A good father is a present one
Change is never easy, especially for expectant fathers.
Hesitation to become fathers can sometimes overcome men, especially when they are reminded of the image that fatherhood has in society: Awol.
It is during this major milestone in the life of a man that he needs the support and encouragement of those closest to him.
Becoming a father
Psychology professor at the University of Witwatersrand and author of Becoming Man, Malose Langa, says that fatherhood has many different faces and begins as early as adolescence.
“Becoming a father is stressful for all men – particularly for a teenage father. If the pregnancy was unplanned, it can become quite stressful and affect them psychologically,” he said.
Anxieties, emotional difficulties and lifestyle adjustments can cast a shadow on the feelings of euphoria and excitement that come with fatherhood.
“Expectant fathers often question themselves on whether they are financially and emotionally ready to have a child. Nevertheless, this stressful period can also become an opportunity for them to grow,” he said.
Langa advises men who are finding it difficult to adjust to being new fathers to remember that they are not the first people to experience it and that help is available.
“Becoming a father is anxiety provoking and sometimes plays into their fathers being emotionally unavailable for them. This can affect how they father their child.
“Signs to look out for are isolation from friends and family, abnormal dependency on alcohol and cigarettes, aggression and lack of concentration,” he said.
Embracing your place in the preparations
Expectant fathers often need to make drastic lifestyle changes to make room for the new baby. For new dads, preparing for the arrival of the child begins even before the delivery room.
“As soon as they know their partner is pregnant they will need to arrange transport to and from the facility for the duration of the pregnancy, not only when their partner is going into labour,” advised midwife nurse Luthando Madlolo.
During the pregnancy, expectant fathers should look out for the wellbeing and the safety of their unborn baby and partner by becoming knowledgeable with the changes that take place with baby and mom as the pregnancy advances.

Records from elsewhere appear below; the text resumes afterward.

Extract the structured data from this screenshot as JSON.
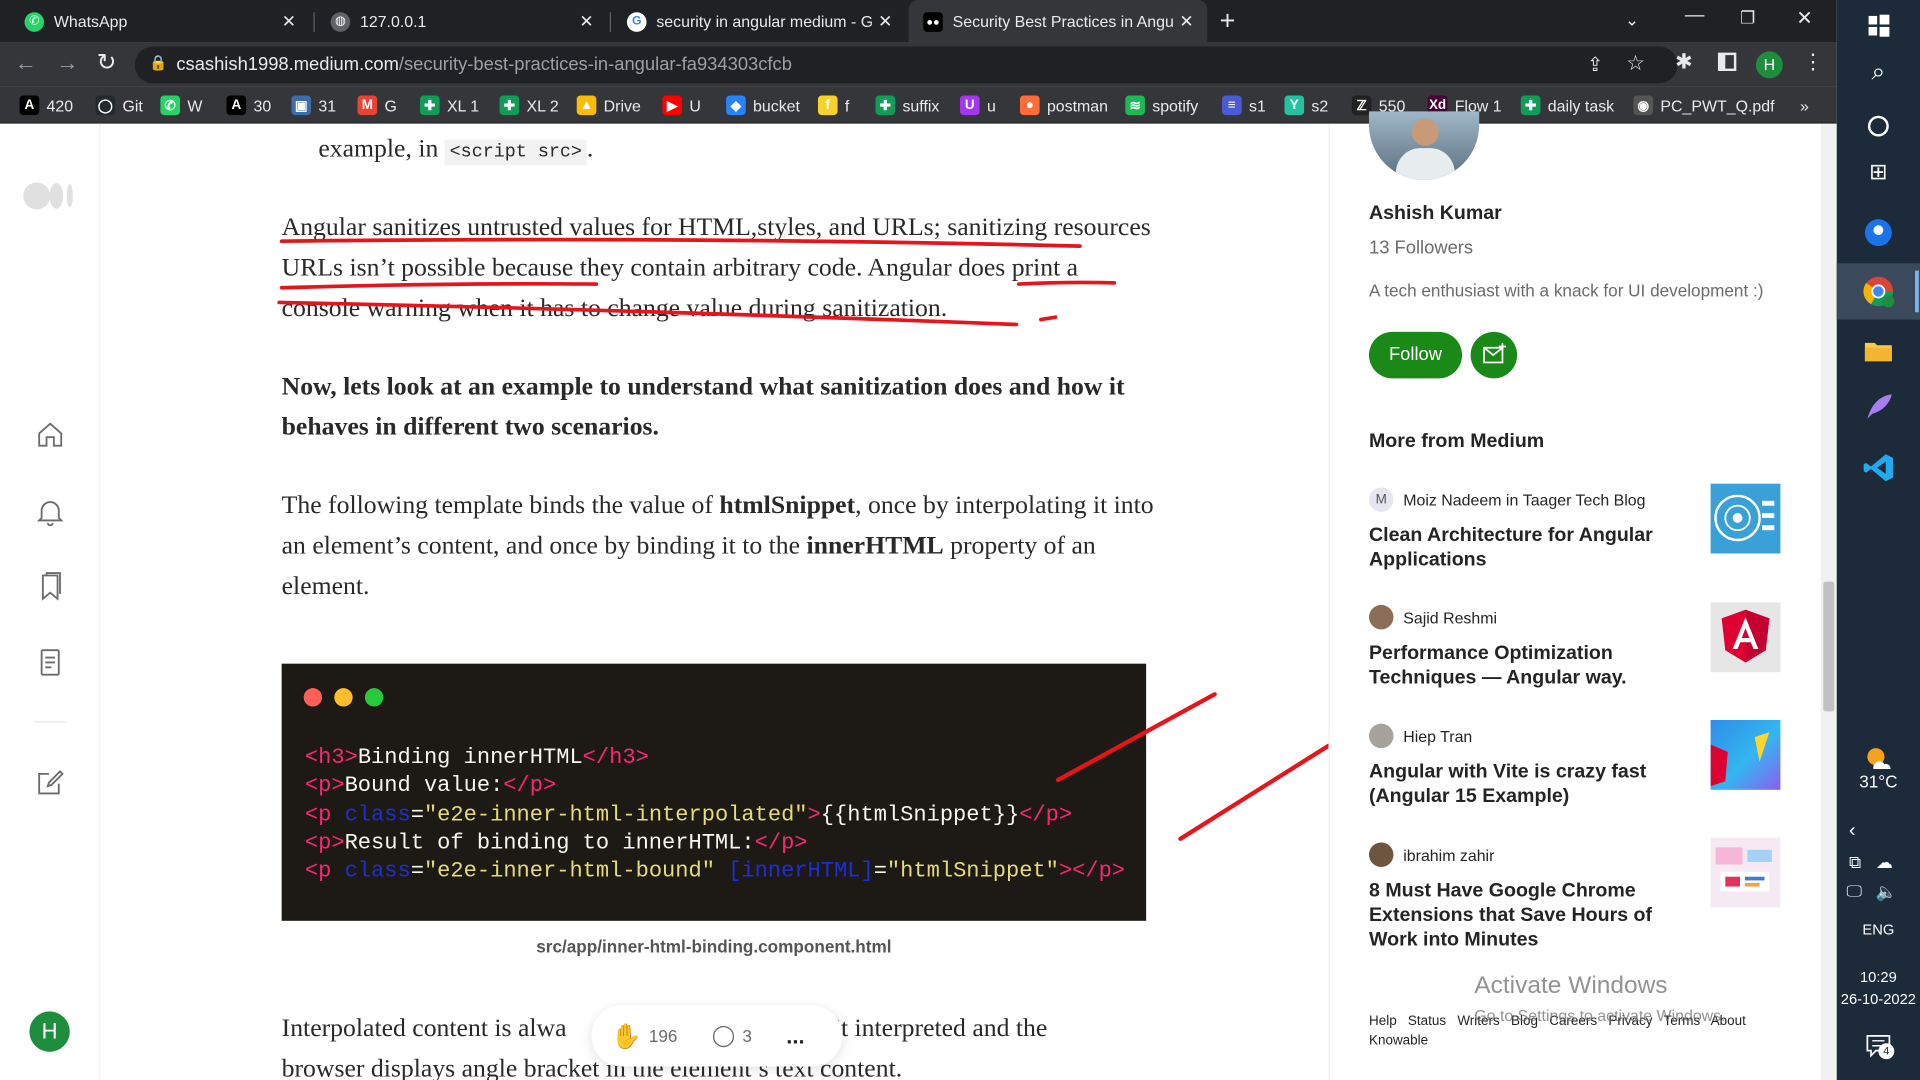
{
  "browser": {
    "tabs": [
      {
        "title": "WhatsApp",
        "icon": "whatsapp-icon"
      },
      {
        "title": "127.0.0.1",
        "icon": "globe-icon"
      },
      {
        "title": "security in angular medium - Goo",
        "icon": "google-icon"
      },
      {
        "title": "Security Best Practices in Angular",
        "icon": "medium-icon"
      }
    ],
    "url_host": "csashish1998.medium.com",
    "url_path": "/security-best-practices-in-angular-fa934303cfcb",
    "profile_initial": "H",
    "bookmarks": [
      {
        "label": "420",
        "icon": "a-icon",
        "color": "#000000",
        "glyph": "A"
      },
      {
        "label": "Git",
        "icon": "github-icon",
        "color": "#24292e",
        "glyph": "◯"
      },
      {
        "label": "W",
        "icon": "whatsapp-icon",
        "color": "#25d366",
        "glyph": "✆"
      },
      {
        "label": "30",
        "icon": "a-icon",
        "color": "#000000",
        "glyph": "A"
      },
      {
        "label": "31",
        "icon": "site-icon",
        "color": "#3b6ea8",
        "glyph": "▣"
      },
      {
        "label": "G",
        "icon": "gmail-icon",
        "color": "#ea4335",
        "glyph": "M"
      },
      {
        "label": "XL 1",
        "icon": "sheets-icon",
        "color": "#0f9d58",
        "glyph": "✚"
      },
      {
        "label": "XL 2",
        "icon": "sheets-icon",
        "color": "#0f9d58",
        "glyph": "✚"
      },
      {
        "label": "Drive",
        "icon": "drive-icon",
        "color": "#fbbc04",
        "glyph": "▲"
      },
      {
        "label": "U",
        "icon": "youtube-icon",
        "color": "#ff0000",
        "glyph": "▶"
      },
      {
        "label": "bucket",
        "icon": "bucket-icon",
        "color": "#2684ff",
        "glyph": "◆"
      },
      {
        "label": "f",
        "icon": "flipkart-icon",
        "color": "#f7d22b",
        "glyph": "f"
      },
      {
        "label": "suffix",
        "icon": "sheets-icon",
        "color": "#0f9d58",
        "glyph": "✚"
      },
      {
        "label": "u",
        "icon": "udemy-icon",
        "color": "#a435f0",
        "glyph": "U"
      },
      {
        "label": "postman",
        "icon": "postman-icon",
        "color": "#ff6c37",
        "glyph": "●"
      },
      {
        "label": "spotify",
        "icon": "spotify-icon",
        "color": "#1db954",
        "glyph": "≋"
      },
      {
        "label": "s1",
        "icon": "site-icon",
        "color": "#4a5bd4",
        "glyph": "≡"
      },
      {
        "label": "s2",
        "icon": "site-icon",
        "color": "#25c2a0",
        "glyph": "Y"
      },
      {
        "label": "550",
        "icon": "site-icon",
        "color": "#222222",
        "glyph": "ℤ"
      },
      {
        "label": "Flow 1",
        "icon": "xd-icon",
        "color": "#470137",
        "glyph": "Xd"
      },
      {
        "label": "daily task",
        "icon": "sheets-icon",
        "color": "#0f9d58",
        "glyph": "✚"
      },
      {
        "label": "PC_PWT_Q.pdf",
        "icon": "chrome-icon",
        "color": "#555555",
        "glyph": "◉"
      }
    ]
  },
  "article": {
    "top_fragment_prefix": "example, in ",
    "top_fragment_code": "<script src>",
    "top_fragment_suffix": ".",
    "para1": "Angular sanitizes untrusted values for HTML,styles, and URLs; sanitizing resources URLs isn’t possible because they contain arbitrary code. Angular does print a console warning when it has to change value during sanitization.",
    "para2": "Now, lets look at an example to understand what sanitization does and how it behaves in different two scenarios.",
    "para3_a": "The following template binds the value of ",
    "para3_b": "htmlSnippet",
    "para3_c": ", once by interpolating it into an element’s content, and once by binding it to the ",
    "para3_d": "innerHTML",
    "para3_e": " property of an element.",
    "code_lines": [
      [
        {
          "t": "<h3>",
          "c": "#f92672"
        },
        {
          "t": "Binding innerHTML",
          "c": "#f8f8f2"
        },
        {
          "t": "</h3>",
          "c": "#f92672"
        }
      ],
      [
        {
          "t": "<p>",
          "c": "#f92672"
        },
        {
          "t": "Bound value:",
          "c": "#f8f8f2"
        },
        {
          "t": "</p>",
          "c": "#f92672"
        }
      ],
      [
        {
          "t": "<p ",
          "c": "#f92672"
        },
        {
          "t": "class",
          "c": "#1e2ed6"
        },
        {
          "t": "=",
          "c": "#f8f8f2"
        },
        {
          "t": "\"e2e-inner-html-interpolated\"",
          "c": "#e6db74"
        },
        {
          "t": ">",
          "c": "#f92672"
        },
        {
          "t": "{{htmlSnippet}}",
          "c": "#f8f8f2"
        },
        {
          "t": "</p>",
          "c": "#f92672"
        }
      ],
      [
        {
          "t": "<p>",
          "c": "#f92672"
        },
        {
          "t": "Result of binding to innerHTML:",
          "c": "#f8f8f2"
        },
        {
          "t": "</p>",
          "c": "#f92672"
        }
      ],
      [
        {
          "t": "<p ",
          "c": "#f92672"
        },
        {
          "t": "class",
          "c": "#1e2ed6"
        },
        {
          "t": "=",
          "c": "#f8f8f2"
        },
        {
          "t": "\"e2e-inner-html-bound\" ",
          "c": "#e6db74"
        },
        {
          "t": "[innerHTML]",
          "c": "#1e2ed6"
        },
        {
          "t": "=",
          "c": "#f8f8f2"
        },
        {
          "t": "\"htmlSnippet\"",
          "c": "#e6db74"
        },
        {
          "t": "></p>",
          "c": "#f92672"
        }
      ]
    ],
    "caption": "src/app/inner-html-binding.component.html",
    "bottom_line1_a": "Interpolated content is alwa",
    "bottom_line1_b": "n’t interpreted and the",
    "bottom_line2": "browser displays angle bracket in the element’s text content.",
    "claps": "196",
    "responses": "3",
    "more": "..."
  },
  "author": {
    "name": "Ashish Kumar",
    "followers": "13 Followers",
    "bio": "A tech enthusiast with a knack for UI development :)",
    "follow_label": "Follow"
  },
  "more_from_medium": {
    "heading": "More from Medium",
    "items": [
      {
        "author": "Moiz Nadeem",
        "in": "in",
        "pub": "Taager Tech Blog",
        "title": "Clean Architecture for Angular Applications",
        "avatar": "M"
      },
      {
        "author": "Sajid Reshmi",
        "in": "",
        "pub": "",
        "title": "Performance Optimization Techniques — Angular way.",
        "avatar": ""
      },
      {
        "author": "Hiep Tran",
        "in": "",
        "pub": "",
        "title": "Angular with Vite is crazy fast (Angular 15 Example)",
        "avatar": ""
      },
      {
        "author": "ibrahim zahir",
        "in": "",
        "pub": "",
        "title": "8 Must Have Google Chrome Extensions that Save Hours of Work into Minutes",
        "avatar": ""
      }
    ]
  },
  "footer_links": [
    "Help",
    "Status",
    "Writers",
    "Blog",
    "Careers",
    "Privacy",
    "Terms",
    "About",
    "Knowable"
  ],
  "watermark": {
    "title": "Activate Windows",
    "sub": "Go to Settings to activate Windows."
  },
  "taskbar": {
    "temperature": "31°C",
    "lang": "ENG",
    "time": "10:29",
    "date": "26-10-2022",
    "notifications": "4"
  },
  "colors": {
    "medium_green": "#1a8917",
    "annotation_red": "#e8141b",
    "code_bg": "#1d1a16"
  }
}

“They should be on the lookout for unhealthy cravings like soil, ice and charcoal and promote a healthy lifestyle through diet and exercise. Be mindful of the advancement in the trimesters of your partner,” he said.
Apart from having reliable transportation, Madlolo says expectant fathers should plan for their paternity leave well ahead of time and familiarise themselves with the antenatal care of the baby.

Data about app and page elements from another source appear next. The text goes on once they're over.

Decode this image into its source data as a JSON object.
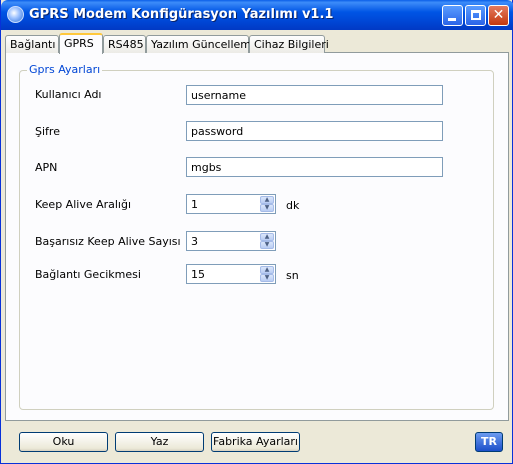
{
  "window": {
    "title": "GPRS Modem Konfigürasyon Yazılımı v1.1"
  },
  "tabs": [
    {
      "label": "Bağlantı"
    },
    {
      "label": "GPRS"
    },
    {
      "label": "RS485"
    },
    {
      "label": "Yazılım Güncelleme"
    },
    {
      "label": "Cihaz Bilgileri"
    }
  ],
  "group": {
    "title": "Gprs Ayarları"
  },
  "fields": {
    "username": {
      "label": "Kullanıcı Adı",
      "value": "username"
    },
    "password": {
      "label": "Şifre",
      "value": "password"
    },
    "apn": {
      "label": "APN",
      "value": "mgbs"
    },
    "keep_alive_interval": {
      "label": "Keep Alive Aralığı",
      "value": "1",
      "unit": "dk"
    },
    "failed_keep_alive_count": {
      "label": "Başarısız Keep Alive Sayısı",
      "value": "3"
    },
    "connection_delay": {
      "label": "Bağlantı Gecikmesi",
      "value": "15",
      "unit": "sn"
    }
  },
  "buttons": {
    "read": "Oku",
    "write": "Yaz",
    "factory": "Fabrika Ayarları",
    "language": "TR"
  },
  "colors": {
    "titlebar": "#0055e5",
    "group_title": "#0046d5",
    "active_tab_accent": "#ffc83c"
  }
}
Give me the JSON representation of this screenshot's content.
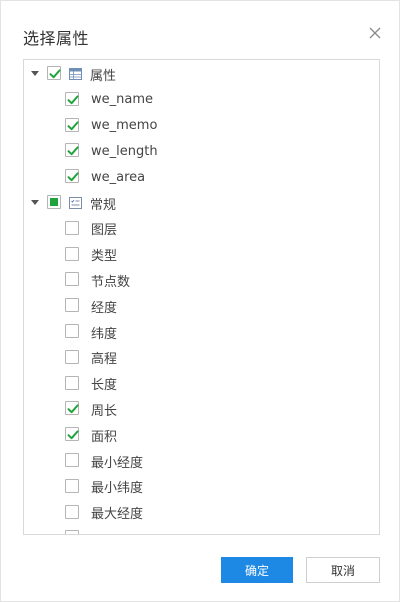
{
  "dialog": {
    "title": "选择属性",
    "ok_label": "确定",
    "cancel_label": "取消"
  },
  "tree": {
    "groups": [
      {
        "label": "属性",
        "icon": "table-icon",
        "state": "checked",
        "expanded": true,
        "children": [
          {
            "label": "we_name",
            "checked": true
          },
          {
            "label": "we_memo",
            "checked": true
          },
          {
            "label": "we_length",
            "checked": true
          },
          {
            "label": "we_area",
            "checked": true
          }
        ]
      },
      {
        "label": "常规",
        "icon": "checklist-icon",
        "state": "partial",
        "expanded": true,
        "children": [
          {
            "label": "图层",
            "checked": false
          },
          {
            "label": "类型",
            "checked": false
          },
          {
            "label": "节点数",
            "checked": false
          },
          {
            "label": "经度",
            "checked": false
          },
          {
            "label": "纬度",
            "checked": false
          },
          {
            "label": "高程",
            "checked": false
          },
          {
            "label": "长度",
            "checked": false
          },
          {
            "label": "周长",
            "checked": true
          },
          {
            "label": "面积",
            "checked": true
          },
          {
            "label": "最小经度",
            "checked": false
          },
          {
            "label": "最小纬度",
            "checked": false
          },
          {
            "label": "最大经度",
            "checked": false
          },
          {
            "label": "",
            "checked": false
          }
        ]
      }
    ]
  },
  "colors": {
    "check_green": "#20a33b",
    "primary_button": "#1e88e5"
  }
}
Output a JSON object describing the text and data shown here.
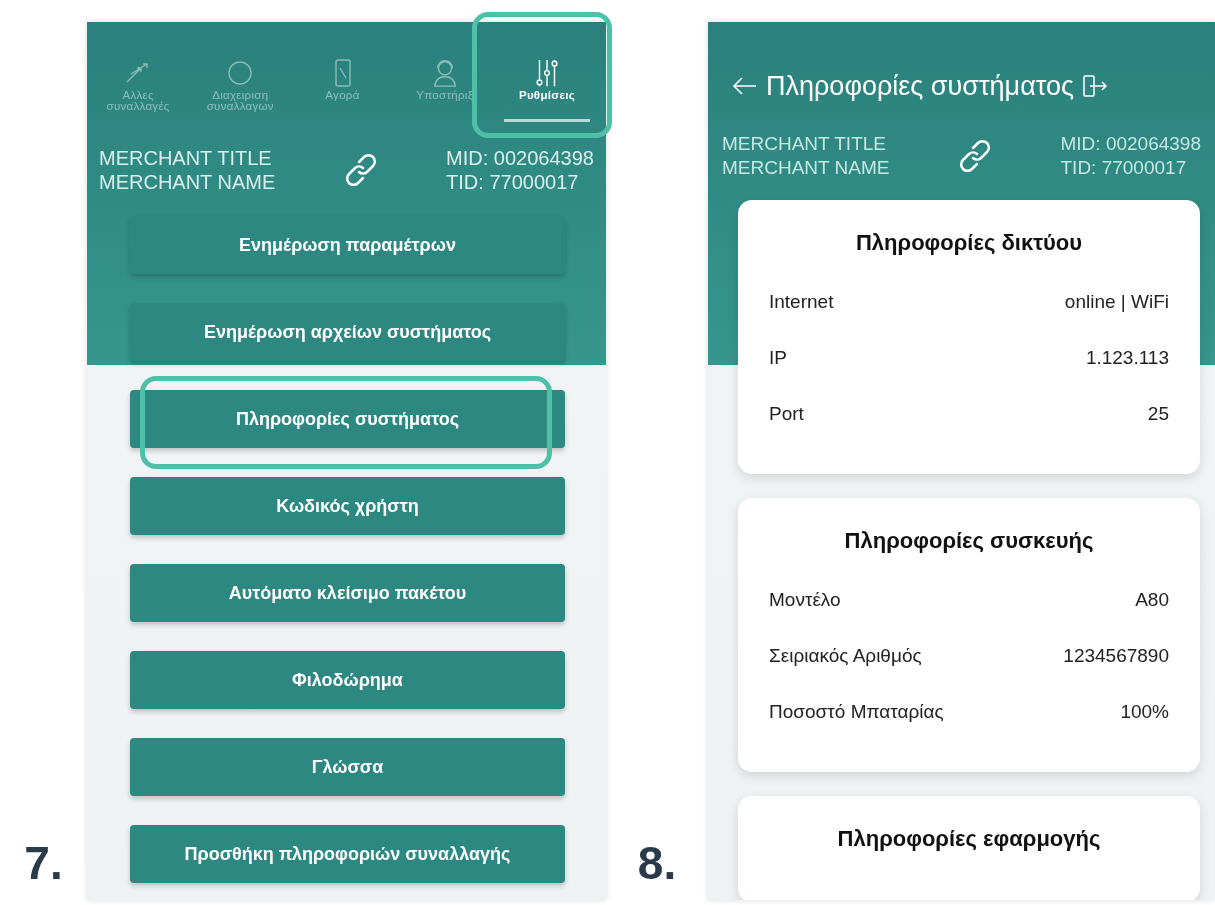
{
  "settings_screen": {
    "step": "7.",
    "tabs": [
      {
        "label": "Αλλες συναλλαγές",
        "selected": false,
        "highlighted": false
      },
      {
        "label": "Διαχειριση συναλλαγων",
        "selected": false,
        "highlighted": false
      },
      {
        "label": "Αγορά",
        "selected": false,
        "highlighted": false
      },
      {
        "label": "Υποστήριξ",
        "selected": false,
        "highlighted": false
      },
      {
        "label": "Ρυθμίσεις",
        "selected": true,
        "highlighted": true
      }
    ],
    "merchant": {
      "title": "MERCHANT TITLE",
      "name": "MERCHANT NAME",
      "mid": "MID: 002064398",
      "tid": "TID: 77000017"
    },
    "menu": [
      {
        "label": "Ενημέρωση παραμέτρων",
        "highlighted": false
      },
      {
        "label": "Ενημέρωση αρχείων συστήματος",
        "highlighted": false
      },
      {
        "label": "Πληροφορίες συστήματος",
        "highlighted": true
      },
      {
        "label": "Κωδικός χρήστη",
        "highlighted": false
      },
      {
        "label": "Αυτόματο κλείσιμο πακέτου",
        "highlighted": false
      },
      {
        "label": "Φιλοδώρημα",
        "highlighted": false
      },
      {
        "label": "Γλώσσα",
        "highlighted": false
      },
      {
        "label": "Προσθήκη πληροφοριών συναλλαγής",
        "highlighted": false
      }
    ]
  },
  "system_info_screen": {
    "step": "8.",
    "title": "Πληροφορίες συστήματος",
    "merchant": {
      "title": "MERCHANT TITLE",
      "name": "MERCHANT NAME",
      "mid": "MID: 002064398",
      "tid": "TID: 77000017"
    },
    "sections": [
      {
        "title": "Πληροφορίες δικτύου",
        "rows": [
          {
            "label": "Internet",
            "value": "online | WiFi"
          },
          {
            "label": "IP",
            "value": "1.123.113"
          },
          {
            "label": "Port",
            "value": "25"
          }
        ]
      },
      {
        "title": "Πληροφορίες συσκευής",
        "rows": [
          {
            "label": "Μοντέλο",
            "value": "A80"
          },
          {
            "label": "Σειριακός Αριθμός",
            "value": "1234567890"
          },
          {
            "label": "Ποσοστό Μπαταρίας",
            "value": "100%"
          }
        ]
      },
      {
        "title": "Πληροφορίες εφαρμογής"
      }
    ]
  }
}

“The father can learn to prepare the feed for the baby, clean and sterilise the bottle and the bathing of the child,” he said.

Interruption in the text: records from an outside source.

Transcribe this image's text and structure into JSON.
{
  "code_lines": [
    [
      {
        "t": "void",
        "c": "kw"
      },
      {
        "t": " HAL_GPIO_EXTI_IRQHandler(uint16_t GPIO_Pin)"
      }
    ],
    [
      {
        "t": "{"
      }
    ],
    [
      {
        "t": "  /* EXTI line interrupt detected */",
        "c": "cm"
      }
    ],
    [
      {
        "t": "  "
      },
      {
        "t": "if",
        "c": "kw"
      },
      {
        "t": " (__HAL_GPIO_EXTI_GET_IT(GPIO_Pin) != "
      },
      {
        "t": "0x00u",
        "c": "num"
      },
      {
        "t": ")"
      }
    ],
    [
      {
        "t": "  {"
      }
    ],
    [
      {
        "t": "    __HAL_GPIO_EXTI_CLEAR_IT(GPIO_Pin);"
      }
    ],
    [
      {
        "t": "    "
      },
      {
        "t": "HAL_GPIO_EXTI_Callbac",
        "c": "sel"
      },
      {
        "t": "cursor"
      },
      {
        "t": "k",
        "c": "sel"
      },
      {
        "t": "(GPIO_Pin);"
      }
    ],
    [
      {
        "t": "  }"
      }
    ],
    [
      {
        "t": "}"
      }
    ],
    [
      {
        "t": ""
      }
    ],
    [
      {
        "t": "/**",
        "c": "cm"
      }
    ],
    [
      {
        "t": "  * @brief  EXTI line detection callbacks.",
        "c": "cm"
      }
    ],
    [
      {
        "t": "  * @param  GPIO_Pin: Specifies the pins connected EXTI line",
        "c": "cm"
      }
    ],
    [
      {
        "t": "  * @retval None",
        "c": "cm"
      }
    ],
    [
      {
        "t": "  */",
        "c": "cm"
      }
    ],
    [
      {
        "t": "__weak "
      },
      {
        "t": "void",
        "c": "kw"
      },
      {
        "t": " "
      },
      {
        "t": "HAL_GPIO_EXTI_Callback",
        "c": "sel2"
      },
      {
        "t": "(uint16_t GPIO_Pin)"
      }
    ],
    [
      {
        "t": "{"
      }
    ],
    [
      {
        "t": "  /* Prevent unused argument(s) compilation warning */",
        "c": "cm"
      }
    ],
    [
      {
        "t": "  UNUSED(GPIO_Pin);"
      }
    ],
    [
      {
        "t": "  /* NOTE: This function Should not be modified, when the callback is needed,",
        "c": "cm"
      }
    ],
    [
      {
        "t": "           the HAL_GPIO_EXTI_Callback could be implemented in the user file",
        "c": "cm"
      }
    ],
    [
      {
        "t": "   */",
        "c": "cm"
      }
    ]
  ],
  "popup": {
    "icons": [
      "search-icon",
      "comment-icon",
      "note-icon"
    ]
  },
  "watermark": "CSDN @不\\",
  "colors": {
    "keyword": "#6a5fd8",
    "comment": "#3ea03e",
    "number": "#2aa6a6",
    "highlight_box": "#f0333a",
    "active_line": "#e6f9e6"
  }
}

“Antenatal care is equally as essential for new dads as it equips him with how to detect early danger signs and the changes to look out for in the baby which will inform them on whether to seek the attention of a health practitioner.
“Once the baby has arrived, new dads are encouraged to practice laying the baby on their bare chest to promote strong lasting bonds. By doing this, it increases the father’s confidence to better care for the baby.”
For dads who are unsure of what to pack in their partner’s and baby's overnight bag, Madlolo says it is best to keep it simple and practical.
“Fathers should pack maternity pads and underwear and toiletries. For the babies he should pack nappies, at least two blankets and newborn hat to keep the baby warm.”
The gift of being present
With the arrival of the new baby, expectant fathers may become apprehensive as they may believe that they will lose themselves in fatherhood.
Langa says this does not have to be the case and encourages fathers to embrace a different kind of independence.
“Things will be different but it is not impossible. It will require that men plan their time very well. However, they should accept that some things will need to change to accommodate the new baby.”
Regarding the social constructs of what makes a good father, Langa believes the adage that a good father is a present one.
“A man can be a good father who provides materially and is also present at home. They should seize the opportunity for quality time through bonding activities such as offering to bath the child twice a week.”
Madlolo advises expectant fathers to remember that there is no book for parenting and that it is a journey of exploration.
“Show interest in their activities and assist with the child's vocabulary by reading books to them at a young age. Include the mother of your child in all activities that centre on the child as that will create the feeling of belonging and a culture of love.”
Would you like to comment on this article or view other readers' comments? Register (it’s quick and free) or sign in now.
Please read our Comment Policy before commenting.